Guest Blogged by John Gideon (with additional snark provided by Brad Friedman)
The Washington Post is reporting in Friday editions that the FBI is investigating the "possible theft" of Diebold electronic touch-screen voting system source code in Maryland.
While the Maryland State Board of Elections admits that the disks contained "the software...used in Maryland in the 2004 elections," Diebold denies everything. Of course. They gave their catch-all apologia --- the software is for "versions...that are no longer in use in Maryland" --- although they were forced to acknowledge "the version of one program apparently stored on the disks is still in use in 'a limited number of jurisdictions.'"
The disks feature logos from Ciber Inc. and Wyle Labratories, Inc., two labs that test voting machines and software (sort of) for Diebold. Both firms deny the disks are theirs.
According to the article...
Three years ago, Diebold was embarrassed when an activist obtained some of its confidential software by searching the Internet. The company vowed to improve its security procedures to prevent another lapse.
The release of such software poses a risk, computer scientists say, because it could allow someone to discover security vulnerabilities or to write a virus that could be used to manipulate election results."
WaPo goes on to report...
"I would be stunned if it's not real," Rubin said.
Rubin, who has said that electronic voting systems that do not produce a paper record of each vote cannot be secured, led a team that produced an analysis that pointed out security vulnerabilities in the Diebold software found on the Internet in 2003.
Sam Small, the graduate student, said the version of Ballot Station "was consistent with what we've seen previously." Small could not gain access to the GEMS software because the material on two of the disks was protected by a password."
The Diebold statement said "it would take years for a knowledgeable scientist" to break the encryption used on the software apparently contained on the disks delivered to Kagan. But Rubin said "the data and files were not encrypted" on the Ballot Station disk he reviewed.
So will Diebold just continue to deny that anything has happened or can happen?

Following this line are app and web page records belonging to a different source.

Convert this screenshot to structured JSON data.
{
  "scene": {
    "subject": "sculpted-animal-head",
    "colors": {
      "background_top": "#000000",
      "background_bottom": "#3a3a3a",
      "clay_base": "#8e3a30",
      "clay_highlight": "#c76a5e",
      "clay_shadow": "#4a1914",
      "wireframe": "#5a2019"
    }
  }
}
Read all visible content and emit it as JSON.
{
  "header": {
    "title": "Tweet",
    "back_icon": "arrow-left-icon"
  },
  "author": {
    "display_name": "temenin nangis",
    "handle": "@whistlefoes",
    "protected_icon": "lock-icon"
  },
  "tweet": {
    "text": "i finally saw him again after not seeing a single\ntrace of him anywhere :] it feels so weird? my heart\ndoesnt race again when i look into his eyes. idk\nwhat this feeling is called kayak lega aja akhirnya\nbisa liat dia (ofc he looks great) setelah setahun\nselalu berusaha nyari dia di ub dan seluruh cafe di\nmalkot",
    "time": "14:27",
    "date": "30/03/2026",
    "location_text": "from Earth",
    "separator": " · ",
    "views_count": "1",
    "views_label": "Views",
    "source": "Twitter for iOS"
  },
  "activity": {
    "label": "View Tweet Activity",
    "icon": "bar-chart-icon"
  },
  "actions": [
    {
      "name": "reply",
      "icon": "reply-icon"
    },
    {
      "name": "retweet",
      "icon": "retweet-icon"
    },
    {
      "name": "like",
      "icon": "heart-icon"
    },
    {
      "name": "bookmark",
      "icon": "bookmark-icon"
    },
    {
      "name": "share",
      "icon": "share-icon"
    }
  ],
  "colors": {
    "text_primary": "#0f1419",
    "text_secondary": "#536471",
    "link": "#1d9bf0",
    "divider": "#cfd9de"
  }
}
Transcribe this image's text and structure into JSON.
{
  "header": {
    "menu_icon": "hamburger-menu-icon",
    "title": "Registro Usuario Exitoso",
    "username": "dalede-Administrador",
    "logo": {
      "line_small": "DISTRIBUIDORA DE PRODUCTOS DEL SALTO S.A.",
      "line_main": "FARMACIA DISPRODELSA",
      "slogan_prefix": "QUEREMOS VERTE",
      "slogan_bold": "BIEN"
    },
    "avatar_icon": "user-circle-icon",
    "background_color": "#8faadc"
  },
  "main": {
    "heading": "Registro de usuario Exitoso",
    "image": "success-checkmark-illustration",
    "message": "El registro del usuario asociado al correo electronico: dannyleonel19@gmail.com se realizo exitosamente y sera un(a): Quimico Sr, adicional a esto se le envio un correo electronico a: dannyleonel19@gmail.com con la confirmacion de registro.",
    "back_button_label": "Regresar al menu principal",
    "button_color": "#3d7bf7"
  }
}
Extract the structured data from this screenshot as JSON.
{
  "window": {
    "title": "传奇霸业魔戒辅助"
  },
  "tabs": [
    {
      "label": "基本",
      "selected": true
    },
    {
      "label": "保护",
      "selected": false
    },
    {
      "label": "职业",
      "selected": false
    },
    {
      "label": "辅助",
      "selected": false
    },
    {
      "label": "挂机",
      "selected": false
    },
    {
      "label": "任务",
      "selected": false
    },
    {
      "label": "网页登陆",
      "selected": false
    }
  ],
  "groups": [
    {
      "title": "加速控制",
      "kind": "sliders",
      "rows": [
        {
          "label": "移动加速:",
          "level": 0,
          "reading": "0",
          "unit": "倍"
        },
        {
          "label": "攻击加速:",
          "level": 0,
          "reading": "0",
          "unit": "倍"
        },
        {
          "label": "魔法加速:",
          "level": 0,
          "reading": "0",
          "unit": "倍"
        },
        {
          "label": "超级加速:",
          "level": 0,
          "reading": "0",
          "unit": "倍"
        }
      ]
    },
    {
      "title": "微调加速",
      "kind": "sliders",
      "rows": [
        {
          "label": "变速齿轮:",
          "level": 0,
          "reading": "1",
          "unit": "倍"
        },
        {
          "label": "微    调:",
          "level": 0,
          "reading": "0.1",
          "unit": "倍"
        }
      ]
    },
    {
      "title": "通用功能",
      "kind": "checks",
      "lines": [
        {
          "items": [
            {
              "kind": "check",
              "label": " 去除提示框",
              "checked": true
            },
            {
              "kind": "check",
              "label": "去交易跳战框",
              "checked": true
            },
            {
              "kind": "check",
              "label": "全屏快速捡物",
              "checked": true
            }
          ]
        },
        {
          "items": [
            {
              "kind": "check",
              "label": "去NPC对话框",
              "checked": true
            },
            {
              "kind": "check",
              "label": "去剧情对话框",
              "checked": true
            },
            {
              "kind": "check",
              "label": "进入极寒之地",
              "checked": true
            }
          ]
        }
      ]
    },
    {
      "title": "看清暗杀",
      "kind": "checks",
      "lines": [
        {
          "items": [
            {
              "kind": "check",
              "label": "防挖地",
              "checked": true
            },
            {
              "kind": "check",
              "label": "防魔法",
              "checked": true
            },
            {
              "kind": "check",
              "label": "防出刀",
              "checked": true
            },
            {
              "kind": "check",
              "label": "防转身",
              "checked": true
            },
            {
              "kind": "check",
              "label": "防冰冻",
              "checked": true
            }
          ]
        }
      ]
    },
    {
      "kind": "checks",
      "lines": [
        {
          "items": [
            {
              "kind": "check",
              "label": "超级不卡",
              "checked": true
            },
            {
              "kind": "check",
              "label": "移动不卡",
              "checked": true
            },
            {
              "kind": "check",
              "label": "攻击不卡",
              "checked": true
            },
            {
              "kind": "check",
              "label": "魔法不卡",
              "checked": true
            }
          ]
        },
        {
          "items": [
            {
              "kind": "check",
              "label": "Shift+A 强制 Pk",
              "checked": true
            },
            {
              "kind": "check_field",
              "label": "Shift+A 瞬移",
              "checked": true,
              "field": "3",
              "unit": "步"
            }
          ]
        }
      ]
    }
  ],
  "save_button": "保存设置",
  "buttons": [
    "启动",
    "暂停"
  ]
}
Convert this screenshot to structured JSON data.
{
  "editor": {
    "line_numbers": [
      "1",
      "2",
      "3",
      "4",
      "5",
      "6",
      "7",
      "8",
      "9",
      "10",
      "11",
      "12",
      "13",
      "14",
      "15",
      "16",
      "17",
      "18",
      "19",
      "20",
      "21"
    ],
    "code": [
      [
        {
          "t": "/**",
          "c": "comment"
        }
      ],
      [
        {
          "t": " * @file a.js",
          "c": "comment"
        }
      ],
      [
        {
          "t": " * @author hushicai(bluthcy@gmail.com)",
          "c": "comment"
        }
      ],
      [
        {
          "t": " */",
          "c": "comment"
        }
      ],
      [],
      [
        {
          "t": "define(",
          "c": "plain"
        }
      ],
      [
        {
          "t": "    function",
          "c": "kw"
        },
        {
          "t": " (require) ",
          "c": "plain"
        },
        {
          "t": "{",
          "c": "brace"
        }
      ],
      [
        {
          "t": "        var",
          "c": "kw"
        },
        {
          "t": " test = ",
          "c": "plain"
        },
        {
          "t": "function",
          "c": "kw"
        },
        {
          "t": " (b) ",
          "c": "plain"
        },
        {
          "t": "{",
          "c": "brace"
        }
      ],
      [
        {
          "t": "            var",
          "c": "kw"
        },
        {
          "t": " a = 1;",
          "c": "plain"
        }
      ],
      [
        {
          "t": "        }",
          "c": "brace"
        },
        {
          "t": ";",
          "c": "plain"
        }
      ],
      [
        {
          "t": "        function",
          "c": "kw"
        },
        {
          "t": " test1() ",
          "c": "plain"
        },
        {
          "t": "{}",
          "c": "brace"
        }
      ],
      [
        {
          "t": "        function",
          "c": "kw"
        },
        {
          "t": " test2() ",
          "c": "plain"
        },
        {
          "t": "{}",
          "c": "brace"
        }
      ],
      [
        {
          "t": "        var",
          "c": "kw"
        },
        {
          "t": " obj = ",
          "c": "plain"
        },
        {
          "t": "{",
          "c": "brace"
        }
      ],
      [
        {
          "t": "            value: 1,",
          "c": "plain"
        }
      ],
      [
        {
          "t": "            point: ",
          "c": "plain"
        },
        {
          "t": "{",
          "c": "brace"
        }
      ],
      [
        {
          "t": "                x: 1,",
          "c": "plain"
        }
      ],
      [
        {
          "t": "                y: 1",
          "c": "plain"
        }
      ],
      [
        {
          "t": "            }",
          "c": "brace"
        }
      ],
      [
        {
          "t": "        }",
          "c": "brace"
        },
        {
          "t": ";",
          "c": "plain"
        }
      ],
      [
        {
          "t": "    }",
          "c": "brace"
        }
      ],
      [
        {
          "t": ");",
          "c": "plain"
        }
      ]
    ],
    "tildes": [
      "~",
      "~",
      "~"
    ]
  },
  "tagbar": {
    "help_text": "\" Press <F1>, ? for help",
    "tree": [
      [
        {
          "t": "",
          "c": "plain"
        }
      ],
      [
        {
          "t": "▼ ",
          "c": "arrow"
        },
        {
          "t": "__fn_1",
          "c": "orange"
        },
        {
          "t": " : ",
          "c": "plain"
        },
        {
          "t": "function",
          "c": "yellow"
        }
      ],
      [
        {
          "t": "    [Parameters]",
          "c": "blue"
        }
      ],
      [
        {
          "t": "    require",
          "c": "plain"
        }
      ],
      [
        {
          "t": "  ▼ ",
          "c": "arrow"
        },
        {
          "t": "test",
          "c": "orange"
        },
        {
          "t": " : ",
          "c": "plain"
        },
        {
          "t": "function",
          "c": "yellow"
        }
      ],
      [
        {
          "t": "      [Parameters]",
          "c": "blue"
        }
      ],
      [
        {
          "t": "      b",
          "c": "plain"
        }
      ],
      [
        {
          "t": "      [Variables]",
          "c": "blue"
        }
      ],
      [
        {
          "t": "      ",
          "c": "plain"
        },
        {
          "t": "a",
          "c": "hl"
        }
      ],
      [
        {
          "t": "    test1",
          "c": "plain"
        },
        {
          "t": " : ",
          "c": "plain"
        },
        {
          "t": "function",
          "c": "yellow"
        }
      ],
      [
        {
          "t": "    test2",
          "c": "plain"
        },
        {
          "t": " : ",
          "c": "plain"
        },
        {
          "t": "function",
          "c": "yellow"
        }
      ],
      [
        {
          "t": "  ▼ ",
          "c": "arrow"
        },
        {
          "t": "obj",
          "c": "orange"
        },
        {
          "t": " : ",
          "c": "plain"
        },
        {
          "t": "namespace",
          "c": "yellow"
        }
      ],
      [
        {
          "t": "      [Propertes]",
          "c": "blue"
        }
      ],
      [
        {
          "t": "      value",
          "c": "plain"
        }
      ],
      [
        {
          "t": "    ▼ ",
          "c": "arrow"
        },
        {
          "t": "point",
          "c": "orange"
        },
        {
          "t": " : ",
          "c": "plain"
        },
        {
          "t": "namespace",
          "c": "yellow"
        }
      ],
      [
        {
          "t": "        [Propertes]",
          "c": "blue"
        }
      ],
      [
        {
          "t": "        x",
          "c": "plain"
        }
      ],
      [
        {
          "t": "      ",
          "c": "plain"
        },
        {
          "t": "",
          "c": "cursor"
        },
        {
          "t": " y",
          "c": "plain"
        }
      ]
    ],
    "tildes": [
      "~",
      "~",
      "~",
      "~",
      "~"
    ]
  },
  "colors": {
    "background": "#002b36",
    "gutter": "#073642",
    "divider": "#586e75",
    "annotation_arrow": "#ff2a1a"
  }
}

Will MD State Election Director Linda Lamone just pass on Diebold disinformation as she always does (despite knowing better...since she's seen the unredacted scientific reports on these systems from security organizations like SAIC and RABA?) Or will someone finally understand that this is a massive problem that needs immediate attention?
Maryland, along with Georgia, was one of Diebold's original "showcase states," implementing Diebold's hackable paperless touch-screen voting across virtually the entire state since 2002. With failure after failure, we might add.
If it's all not bad enough, in what is reported by WaPo as "an unrelated development" in the same article, a new report from Maryland state auditors revealed that the state's new voter registration database does not have proper security controls in place for access to the data...